I’m not sure myopia is even a word. If it is it would be the collective act of being myopic. For instance there is a lot of myopia surrounding the practice of sustainable gardening. More people would do it but its hard and it runs counter to what the government and big ag tells the populace. So why bother?
Now I always thought Lifehacker readers were intelligent people all the way around but more often than not people who were used to bucking the system and throwing the status quo out the front door with no more than a “good riddance”
Now a lot of them got it. Here are some examples:
- ….I let nature take it’s course…My Garden does just fine even with the chewers.
- First time I’ve seen that logic in print. I hear it talked about in local organic circles, but I guess the word is getting out.There is a plant called the butterfly weed which attracts aphids in record numbers. It also attracts some butterflies but aphids come by the thousands. Unfortunately it looks ugly. Some gardeners will plant butterfly weed behind the garage or somewhere out of sight to attract aphids and predators in hope that the predators will join the party in the rest of the garden.
- This is in fact backed up by agricultural research. Pesticide use increases yield in the first year, but over time (less than a decade), yields average more or less exactly as they do without pesticides.
Some were blissfully clueless (italics are my response):
- There is one major caveat to letting nature do it’s thing though, if you have a pest on your production plants (such as whitefly on citrus) you may want to go the chemical warfare method straight away as they can spread very fast and impact your yields. – Maybe but its a self-defeating cycle that you eventually won’t win. – Jason
- In the block quote she [sic] calls it “parthogenesis” when it is actually “parthenogenesis”. First of all you can’t be bothered to even find out if the author is male or female. Secondly you are really going to argue about my use of a term which is interchangeable according to my research? – Jason
- If it were actually a matter of a few days, I’d happily let the predators take out the prey. Sadly, that has never worked, the “prey” happily destroy every living plant in the garden if left unattended, and the predators never seem to make it to my yard. Great advice if it works, but not very effective in my case. Obviously! You can’t be bothered to wait long enough for the predators to come. You are addicted to the spray and pray model! – Jason

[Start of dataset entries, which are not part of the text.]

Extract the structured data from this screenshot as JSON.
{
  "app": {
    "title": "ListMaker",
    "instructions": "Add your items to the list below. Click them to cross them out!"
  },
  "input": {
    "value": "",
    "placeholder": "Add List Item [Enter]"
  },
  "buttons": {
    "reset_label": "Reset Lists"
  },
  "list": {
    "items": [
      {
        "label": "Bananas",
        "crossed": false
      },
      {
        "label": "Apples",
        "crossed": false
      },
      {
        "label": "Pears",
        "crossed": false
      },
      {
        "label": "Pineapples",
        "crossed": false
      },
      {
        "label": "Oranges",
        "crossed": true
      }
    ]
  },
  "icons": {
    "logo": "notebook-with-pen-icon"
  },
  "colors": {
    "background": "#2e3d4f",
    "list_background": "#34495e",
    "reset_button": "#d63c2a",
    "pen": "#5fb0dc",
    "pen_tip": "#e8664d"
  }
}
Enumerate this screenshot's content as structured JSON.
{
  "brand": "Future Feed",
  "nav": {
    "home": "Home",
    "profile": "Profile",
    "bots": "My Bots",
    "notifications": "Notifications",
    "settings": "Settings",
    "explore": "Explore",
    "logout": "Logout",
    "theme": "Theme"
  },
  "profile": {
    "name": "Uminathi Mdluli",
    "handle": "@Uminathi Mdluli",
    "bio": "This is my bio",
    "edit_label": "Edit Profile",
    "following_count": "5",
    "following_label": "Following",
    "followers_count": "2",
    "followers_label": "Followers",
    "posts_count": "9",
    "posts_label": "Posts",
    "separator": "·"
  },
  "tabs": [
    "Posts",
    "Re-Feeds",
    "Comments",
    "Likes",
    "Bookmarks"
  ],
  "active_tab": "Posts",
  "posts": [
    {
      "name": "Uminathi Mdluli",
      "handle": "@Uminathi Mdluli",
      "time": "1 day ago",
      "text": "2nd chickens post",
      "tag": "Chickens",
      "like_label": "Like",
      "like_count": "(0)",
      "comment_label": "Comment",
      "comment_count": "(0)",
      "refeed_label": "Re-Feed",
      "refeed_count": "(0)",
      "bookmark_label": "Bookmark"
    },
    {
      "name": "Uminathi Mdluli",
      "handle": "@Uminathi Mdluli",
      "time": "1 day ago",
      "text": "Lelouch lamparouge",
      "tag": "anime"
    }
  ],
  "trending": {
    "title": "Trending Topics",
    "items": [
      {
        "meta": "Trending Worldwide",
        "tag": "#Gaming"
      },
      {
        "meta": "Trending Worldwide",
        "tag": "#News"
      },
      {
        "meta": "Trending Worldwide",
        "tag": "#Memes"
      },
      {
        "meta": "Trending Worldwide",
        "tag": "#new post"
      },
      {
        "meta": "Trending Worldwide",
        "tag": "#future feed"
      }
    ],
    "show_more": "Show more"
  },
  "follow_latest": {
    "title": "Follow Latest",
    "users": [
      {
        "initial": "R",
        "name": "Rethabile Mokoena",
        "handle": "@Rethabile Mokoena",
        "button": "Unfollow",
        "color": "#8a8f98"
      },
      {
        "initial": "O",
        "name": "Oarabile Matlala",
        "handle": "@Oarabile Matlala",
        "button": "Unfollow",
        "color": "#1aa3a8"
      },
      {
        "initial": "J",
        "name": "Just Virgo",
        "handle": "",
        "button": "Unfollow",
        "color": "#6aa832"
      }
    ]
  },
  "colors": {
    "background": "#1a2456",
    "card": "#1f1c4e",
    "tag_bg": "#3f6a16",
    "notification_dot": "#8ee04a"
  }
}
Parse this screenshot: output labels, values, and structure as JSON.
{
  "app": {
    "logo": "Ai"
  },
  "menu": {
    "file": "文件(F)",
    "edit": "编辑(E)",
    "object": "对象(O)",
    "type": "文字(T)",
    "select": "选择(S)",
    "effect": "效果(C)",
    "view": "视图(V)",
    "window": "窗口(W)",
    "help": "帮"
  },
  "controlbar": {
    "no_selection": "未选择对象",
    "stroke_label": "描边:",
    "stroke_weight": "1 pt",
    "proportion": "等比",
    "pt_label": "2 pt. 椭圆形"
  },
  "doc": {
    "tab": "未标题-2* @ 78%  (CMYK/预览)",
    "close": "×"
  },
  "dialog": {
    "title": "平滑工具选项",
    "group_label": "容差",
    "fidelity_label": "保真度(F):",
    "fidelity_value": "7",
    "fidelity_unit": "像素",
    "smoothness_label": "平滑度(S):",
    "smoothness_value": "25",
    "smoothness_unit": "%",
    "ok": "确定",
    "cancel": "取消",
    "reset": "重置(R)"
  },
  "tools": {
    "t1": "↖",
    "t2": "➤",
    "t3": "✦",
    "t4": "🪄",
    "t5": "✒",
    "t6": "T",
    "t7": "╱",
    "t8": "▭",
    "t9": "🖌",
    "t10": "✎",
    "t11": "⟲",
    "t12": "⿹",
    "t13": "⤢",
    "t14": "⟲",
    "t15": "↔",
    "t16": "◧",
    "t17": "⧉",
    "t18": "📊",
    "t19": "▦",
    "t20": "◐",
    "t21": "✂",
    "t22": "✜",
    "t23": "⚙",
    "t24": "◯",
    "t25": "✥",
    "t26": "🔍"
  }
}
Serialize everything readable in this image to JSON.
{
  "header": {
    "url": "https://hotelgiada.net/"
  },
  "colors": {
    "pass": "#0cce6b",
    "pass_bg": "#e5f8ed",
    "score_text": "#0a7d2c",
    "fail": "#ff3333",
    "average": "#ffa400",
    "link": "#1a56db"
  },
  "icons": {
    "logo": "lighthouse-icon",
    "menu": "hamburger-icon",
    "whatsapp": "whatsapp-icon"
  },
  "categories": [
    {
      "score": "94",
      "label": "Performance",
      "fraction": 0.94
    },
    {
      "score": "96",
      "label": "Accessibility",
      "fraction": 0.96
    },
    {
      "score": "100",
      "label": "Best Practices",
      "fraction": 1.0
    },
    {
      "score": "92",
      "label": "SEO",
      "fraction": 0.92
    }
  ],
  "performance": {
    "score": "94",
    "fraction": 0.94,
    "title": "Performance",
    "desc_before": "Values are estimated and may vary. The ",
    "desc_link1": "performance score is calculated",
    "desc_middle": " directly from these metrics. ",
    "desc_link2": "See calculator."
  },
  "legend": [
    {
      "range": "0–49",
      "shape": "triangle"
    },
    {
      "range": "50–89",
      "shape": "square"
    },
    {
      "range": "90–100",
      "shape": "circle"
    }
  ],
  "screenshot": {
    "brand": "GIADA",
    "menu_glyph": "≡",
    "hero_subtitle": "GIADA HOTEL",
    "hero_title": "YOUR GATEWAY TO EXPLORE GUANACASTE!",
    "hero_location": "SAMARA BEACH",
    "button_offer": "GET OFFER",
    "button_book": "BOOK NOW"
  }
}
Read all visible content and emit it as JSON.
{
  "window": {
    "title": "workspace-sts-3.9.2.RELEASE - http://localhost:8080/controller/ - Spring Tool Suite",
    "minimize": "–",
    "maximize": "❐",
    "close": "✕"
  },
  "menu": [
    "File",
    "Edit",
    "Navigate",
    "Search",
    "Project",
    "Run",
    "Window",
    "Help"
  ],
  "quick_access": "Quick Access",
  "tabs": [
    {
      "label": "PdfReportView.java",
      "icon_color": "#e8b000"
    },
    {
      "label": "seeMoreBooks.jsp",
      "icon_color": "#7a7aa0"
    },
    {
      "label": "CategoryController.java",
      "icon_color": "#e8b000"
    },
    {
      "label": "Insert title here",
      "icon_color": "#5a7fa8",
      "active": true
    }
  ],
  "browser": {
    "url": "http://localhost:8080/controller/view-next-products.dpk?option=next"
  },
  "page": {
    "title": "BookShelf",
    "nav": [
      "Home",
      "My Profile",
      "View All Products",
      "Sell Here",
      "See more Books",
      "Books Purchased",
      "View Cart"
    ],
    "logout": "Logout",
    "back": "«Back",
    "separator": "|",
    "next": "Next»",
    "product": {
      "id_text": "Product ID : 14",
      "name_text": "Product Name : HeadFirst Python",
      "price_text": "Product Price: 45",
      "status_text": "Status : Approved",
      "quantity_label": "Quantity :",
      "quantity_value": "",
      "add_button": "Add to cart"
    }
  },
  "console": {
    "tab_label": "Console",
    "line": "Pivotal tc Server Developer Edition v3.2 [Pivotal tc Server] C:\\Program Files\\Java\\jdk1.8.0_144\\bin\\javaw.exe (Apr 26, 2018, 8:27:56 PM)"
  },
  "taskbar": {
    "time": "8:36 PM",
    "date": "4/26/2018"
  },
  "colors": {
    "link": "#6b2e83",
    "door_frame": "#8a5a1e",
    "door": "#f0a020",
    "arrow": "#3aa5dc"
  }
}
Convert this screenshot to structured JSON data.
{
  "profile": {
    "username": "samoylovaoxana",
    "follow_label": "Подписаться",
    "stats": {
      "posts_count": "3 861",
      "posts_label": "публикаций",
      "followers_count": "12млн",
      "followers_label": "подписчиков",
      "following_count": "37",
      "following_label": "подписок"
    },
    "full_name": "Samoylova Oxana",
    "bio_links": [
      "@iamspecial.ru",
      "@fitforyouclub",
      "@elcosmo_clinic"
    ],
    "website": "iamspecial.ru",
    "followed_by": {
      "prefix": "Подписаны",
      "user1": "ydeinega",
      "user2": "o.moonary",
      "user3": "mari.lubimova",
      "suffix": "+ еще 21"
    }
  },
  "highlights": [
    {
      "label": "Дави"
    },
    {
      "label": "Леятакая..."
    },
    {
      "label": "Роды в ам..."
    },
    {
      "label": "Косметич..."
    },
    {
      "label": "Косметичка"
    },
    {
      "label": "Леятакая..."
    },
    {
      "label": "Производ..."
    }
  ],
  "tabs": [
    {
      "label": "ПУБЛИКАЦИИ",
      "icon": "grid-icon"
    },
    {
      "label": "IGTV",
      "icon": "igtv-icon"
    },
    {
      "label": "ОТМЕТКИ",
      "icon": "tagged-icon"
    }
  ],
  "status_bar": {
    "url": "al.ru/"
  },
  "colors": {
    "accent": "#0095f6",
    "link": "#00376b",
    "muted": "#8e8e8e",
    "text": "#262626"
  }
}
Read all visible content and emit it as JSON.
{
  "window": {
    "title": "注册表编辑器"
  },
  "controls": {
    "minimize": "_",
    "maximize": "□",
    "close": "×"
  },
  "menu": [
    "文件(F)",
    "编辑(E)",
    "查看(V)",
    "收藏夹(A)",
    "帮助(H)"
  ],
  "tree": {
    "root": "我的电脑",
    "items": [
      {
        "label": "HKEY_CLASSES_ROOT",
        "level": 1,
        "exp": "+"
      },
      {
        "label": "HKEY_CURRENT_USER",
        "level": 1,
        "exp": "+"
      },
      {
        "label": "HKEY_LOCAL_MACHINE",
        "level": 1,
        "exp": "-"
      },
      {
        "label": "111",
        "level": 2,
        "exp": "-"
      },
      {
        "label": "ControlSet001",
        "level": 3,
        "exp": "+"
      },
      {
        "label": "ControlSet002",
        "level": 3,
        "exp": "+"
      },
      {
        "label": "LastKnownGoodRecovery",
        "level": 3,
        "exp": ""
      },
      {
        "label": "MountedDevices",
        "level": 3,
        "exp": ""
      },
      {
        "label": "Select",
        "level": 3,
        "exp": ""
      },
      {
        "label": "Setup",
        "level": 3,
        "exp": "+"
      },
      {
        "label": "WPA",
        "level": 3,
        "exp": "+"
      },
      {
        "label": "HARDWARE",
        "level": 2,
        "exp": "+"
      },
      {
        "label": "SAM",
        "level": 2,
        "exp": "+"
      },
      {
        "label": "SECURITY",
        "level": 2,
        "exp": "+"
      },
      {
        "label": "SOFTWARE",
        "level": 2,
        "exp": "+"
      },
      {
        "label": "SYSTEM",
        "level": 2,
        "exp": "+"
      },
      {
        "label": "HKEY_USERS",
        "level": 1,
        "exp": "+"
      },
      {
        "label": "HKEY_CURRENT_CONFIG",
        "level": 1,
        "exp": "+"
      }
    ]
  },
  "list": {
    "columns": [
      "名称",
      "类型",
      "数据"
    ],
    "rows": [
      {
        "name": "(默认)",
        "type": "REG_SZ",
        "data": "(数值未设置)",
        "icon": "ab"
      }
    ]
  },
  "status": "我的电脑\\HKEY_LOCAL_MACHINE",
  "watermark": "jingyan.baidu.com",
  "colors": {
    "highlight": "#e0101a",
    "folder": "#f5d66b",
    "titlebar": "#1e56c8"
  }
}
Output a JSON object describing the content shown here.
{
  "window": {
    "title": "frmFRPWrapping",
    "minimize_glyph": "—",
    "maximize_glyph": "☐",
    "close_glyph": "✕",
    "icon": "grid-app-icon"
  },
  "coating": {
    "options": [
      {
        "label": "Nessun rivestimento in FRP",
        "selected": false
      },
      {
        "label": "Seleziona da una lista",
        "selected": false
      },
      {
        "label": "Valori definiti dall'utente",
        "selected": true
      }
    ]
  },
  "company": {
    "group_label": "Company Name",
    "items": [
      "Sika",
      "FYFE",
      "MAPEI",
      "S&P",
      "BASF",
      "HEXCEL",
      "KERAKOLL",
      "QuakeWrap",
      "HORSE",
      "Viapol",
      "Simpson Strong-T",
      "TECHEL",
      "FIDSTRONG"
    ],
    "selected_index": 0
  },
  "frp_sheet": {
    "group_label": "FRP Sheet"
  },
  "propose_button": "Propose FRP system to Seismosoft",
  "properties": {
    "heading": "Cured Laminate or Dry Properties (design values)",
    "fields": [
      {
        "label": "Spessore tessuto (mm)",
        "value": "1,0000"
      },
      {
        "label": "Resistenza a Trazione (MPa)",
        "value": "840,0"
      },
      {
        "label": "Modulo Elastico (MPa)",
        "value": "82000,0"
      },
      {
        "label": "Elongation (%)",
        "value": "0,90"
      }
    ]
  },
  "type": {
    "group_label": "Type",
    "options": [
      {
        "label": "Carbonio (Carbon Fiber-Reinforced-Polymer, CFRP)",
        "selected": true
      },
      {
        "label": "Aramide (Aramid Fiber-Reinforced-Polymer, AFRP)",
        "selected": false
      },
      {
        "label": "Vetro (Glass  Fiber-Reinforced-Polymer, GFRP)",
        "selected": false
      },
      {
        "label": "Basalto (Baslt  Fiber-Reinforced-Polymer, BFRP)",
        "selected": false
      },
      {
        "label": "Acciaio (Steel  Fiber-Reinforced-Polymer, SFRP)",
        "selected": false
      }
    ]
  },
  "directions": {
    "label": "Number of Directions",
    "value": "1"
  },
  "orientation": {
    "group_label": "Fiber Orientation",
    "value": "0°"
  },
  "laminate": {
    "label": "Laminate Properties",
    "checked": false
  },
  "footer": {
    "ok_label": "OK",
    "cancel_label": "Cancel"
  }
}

Others made a complete ass of themselves:
- I am calling malarkey on this post. Very scientific and open-minded – Jason
- I tend to let others deal with this problem and then just use money to buy the produce.Works out. I get produce. They get money to use in the war on bugs. That will show them! – Jason
- Except you not leaving nature the eff alone by cultivating a plant in the first place.As a former state vegetable judging champion (you know, actual credentials) i can tell you that for most plant life cycles, you need to introduce predators or they’ll destroy the plants before a critical mass of predators can form. That’s your credentials? Really?!? You need to go back to judging vegetables and leave the growing to the experts! – Jason
But the best response was this multi-tiered work:
- A. “We should leave pest as predators will die off.”Not true. The are many “foods” available for beneficial insects. Not all biocontrols are or need to be insect-based. & if using pesticides, you could posit: you have no pest and hence no need for predators–kill ’em all. The most myopic thing I’ve ever read! YOU CANT KILL ALL THE PESTS – THAT’S MY WHOLE POINT – Jason
B. “Aphids don’t develop immunity to ladybugs.”
Well, resistance. Why not? Furthermore, ladybugs are pretty weaksauce as predators go (general, sure), and pest are plentiful. So unless you have a predator which targets your pest, then isn’t this a moot point. A single ladybug can consume 5000 aphids during its lifetime. Yeah “weaksauce” for sure – ass. No its not a moot point. The pests (food) attract the predators (consumers)! – Jason
C. ” Sometimes it’s better to let nature take its course. ”
Yeah, tell that to my 30+ y/o cuttings. What’s your point? That humans can manipulate nature? Its called interaction. Quit being myopic! – Jason
D. “So maybe doing nothing is the wrong way to look at it.”
And that’s why you can’t create too much causality here or Descartes gets pissy. You did something, major addition. Pests tend to infect weak plants. Your simple attention to the problem matters a lot here. Causality isn’t created. It exists. The pests were gone. The cause – predators. Sure, keeping the garden healthy can’t be overlooked but I didn’t do anything to the grape vine. Nothing. No causality where it doesn’t exist. – Jason
End game. Interesting observations, but not one I’d trust or employ. It is all too risky with such rushed analysis. You don’t attempt to scientifically debunk any of it. Its all based on your opinion. My article is based on simple observation. But I guess a comment on a thread with opinions isn’t “rushed” in your mind! – Jason